Last month, a bear peeled back the door of their Jeep. Earlier this month, a bear tore open the bottom half of their metal garage door and raided the garbage.
Two nights later, it returned for the mother lode - a freezer full of frozen fish from Alaska. The bear overturned the ice box and ate a $400 seafood dinner. It returned the following night, flipped the freezer again and finished off the remaining $100 worth of salmon, crab and shrimp.
"Where the bear came over and opened the garage door like a tin can you gotta wonder what's keeping them from coming through the front door and going straight for the refrigerator," Mark White said.
Wildlife officials and sheriff's deputies have tried hazing bears with pepper spray, chasing them with aggressive dogs and shooting them with rubber bullets - an approach that has helped reduce bear incidents at Yosemite National Park by 75 percent in the last five years.
But Yosemite, where rangers once fed the bears as a tourist attraction, has an advantage over the two-state Tahoe area and its many layers of government.
The park, which reduced incidents from 1,584 in 1998 to 390 this year, has the ability to alert every visitor about the bear problem, provide bear-proof food storage and cite visitors who break the rules.
At Lake Tahoe, regulations vary and are loosely enforced, said Ann Bryant of the Bear League.
Bryant, also known as the "bear woman," has devoted the last five years to saving bears.
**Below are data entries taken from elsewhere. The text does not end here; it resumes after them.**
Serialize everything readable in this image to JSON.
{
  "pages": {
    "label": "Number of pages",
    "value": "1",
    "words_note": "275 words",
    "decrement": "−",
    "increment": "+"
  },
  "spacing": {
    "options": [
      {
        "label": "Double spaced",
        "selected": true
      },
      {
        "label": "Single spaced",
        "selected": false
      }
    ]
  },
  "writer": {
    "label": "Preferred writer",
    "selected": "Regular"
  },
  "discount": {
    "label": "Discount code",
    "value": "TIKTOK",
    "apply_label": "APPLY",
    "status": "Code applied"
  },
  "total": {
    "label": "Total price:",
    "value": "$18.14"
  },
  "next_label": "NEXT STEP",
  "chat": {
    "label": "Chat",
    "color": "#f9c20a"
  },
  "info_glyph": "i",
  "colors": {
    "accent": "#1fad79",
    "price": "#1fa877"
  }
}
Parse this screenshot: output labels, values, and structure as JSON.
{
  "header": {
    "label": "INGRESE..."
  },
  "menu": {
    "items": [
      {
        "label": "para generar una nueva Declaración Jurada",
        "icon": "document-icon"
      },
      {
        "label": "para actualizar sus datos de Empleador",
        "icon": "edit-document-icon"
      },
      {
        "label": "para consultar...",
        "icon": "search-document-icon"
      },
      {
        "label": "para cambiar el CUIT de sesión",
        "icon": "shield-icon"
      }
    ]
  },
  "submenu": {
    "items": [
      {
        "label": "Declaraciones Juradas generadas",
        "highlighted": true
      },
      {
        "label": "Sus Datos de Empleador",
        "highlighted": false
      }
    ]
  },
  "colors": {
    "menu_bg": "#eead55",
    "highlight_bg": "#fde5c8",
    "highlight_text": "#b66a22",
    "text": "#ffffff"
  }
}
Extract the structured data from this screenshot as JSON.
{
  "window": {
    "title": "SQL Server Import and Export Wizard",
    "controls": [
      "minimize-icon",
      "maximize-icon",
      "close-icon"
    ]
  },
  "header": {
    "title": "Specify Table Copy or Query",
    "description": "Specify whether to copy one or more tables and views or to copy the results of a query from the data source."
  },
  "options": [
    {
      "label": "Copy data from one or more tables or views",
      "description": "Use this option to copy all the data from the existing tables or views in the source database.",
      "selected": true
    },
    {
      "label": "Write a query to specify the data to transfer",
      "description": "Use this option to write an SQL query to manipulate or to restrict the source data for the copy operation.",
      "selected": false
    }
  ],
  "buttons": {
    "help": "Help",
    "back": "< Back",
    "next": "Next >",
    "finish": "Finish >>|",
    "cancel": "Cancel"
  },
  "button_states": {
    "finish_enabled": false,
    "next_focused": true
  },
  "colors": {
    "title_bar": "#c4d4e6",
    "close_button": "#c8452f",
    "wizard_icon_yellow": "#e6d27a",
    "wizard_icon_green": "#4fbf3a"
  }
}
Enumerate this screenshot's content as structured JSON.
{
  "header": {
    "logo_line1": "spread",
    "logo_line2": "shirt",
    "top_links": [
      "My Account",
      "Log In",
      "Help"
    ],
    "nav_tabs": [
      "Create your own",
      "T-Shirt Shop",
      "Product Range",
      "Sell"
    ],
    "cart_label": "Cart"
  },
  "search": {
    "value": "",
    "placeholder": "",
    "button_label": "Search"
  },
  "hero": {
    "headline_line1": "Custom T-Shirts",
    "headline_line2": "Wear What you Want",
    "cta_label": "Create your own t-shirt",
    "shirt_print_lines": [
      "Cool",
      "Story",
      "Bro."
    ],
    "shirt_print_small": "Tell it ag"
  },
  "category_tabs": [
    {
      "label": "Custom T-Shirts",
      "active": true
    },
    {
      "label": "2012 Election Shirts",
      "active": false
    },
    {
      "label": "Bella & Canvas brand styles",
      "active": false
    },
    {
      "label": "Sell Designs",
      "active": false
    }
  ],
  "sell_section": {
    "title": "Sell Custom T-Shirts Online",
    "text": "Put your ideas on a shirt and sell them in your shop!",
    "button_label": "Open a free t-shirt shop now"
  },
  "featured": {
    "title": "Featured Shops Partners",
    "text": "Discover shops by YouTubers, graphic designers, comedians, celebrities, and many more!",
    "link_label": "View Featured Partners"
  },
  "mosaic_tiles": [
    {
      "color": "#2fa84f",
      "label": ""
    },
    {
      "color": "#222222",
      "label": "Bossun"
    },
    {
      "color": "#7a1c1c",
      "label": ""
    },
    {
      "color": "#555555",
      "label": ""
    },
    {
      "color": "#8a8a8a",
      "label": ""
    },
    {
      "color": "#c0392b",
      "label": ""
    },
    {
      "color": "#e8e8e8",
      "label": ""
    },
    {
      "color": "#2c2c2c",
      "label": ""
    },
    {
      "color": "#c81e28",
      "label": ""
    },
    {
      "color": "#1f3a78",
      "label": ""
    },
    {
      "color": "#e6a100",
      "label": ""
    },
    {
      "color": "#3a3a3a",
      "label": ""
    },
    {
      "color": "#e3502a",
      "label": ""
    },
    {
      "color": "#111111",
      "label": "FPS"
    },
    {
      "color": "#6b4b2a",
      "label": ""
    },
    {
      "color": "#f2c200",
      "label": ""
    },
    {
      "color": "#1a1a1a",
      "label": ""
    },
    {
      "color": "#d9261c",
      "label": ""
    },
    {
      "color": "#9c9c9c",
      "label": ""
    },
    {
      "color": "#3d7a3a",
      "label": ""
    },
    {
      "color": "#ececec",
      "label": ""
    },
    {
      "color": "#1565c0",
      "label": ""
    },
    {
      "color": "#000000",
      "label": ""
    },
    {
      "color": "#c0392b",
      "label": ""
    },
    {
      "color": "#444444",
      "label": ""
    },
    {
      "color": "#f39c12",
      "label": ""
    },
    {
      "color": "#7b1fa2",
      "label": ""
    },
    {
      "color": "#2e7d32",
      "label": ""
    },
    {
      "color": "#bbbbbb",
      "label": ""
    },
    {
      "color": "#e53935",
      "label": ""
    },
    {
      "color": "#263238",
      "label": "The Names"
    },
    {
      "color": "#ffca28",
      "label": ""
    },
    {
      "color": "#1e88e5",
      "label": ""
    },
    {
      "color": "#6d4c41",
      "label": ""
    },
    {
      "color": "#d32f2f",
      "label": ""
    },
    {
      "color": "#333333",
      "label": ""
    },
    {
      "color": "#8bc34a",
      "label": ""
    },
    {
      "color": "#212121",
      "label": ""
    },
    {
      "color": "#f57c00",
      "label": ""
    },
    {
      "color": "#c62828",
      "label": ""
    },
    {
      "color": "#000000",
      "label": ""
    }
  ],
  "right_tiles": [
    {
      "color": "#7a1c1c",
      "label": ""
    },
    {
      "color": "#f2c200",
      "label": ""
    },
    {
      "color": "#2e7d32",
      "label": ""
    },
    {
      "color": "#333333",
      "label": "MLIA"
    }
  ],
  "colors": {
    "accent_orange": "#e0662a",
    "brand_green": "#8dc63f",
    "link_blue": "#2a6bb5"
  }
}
She has worked to get communities to pass ordinances, helped secure funding for bear-proof Dumpsters and tried to teach people to change their own habits to protect bears.
She tells what she calls horror stories: an old woman who set out a batch of syrup-slathered pancakes each morning for the bears; parents who smeared peanut butter on their children's faces so they could click photos of cubs licking it; a bar that advertised a bear happy hour, leaving a trash bin open and handing out cameras so patrons could record the feeding frenzy.
"It happens over and over and over again," Bryant said. "The problem is not the bears, the problem is the people."
Once bears get hooked on human food, their keen sense of smell and voracious appetite can lead them into all kinds of trouble.
More bears are being killed each year by cars as they hunt for food closer to cities. But when the insatiable hunger leads a bear to bust into a house, wildlife officials will often kill the animal to protect public safety.
Sometimes civilians take matters into their own hands. Bryant recently was called about a poaching case and she spent four days with a dying bear that was poisoned at a trailer park for becoming a nuisance.
Already this year, Bryant has recorded 17 bear deaths on the California side of the lake, compared to 15 for all of last year. Most have been from traffic accidents.
She's bracing for the holiday because weekend visitors inevitably leave food scraps behind as bears preparing for hibernation pack on the final pounds.
"You put out a buffet and the bears will come," Bryant said. "For the past few Thanksgivings I've been out picking up the bodies."
On the Net:
Wildlife Conservation Society: http://wcs.org
Tahoe Council for Wild Bears: http://www.tahoewildbears.org/
Nevada Department of Wildlife bear safety: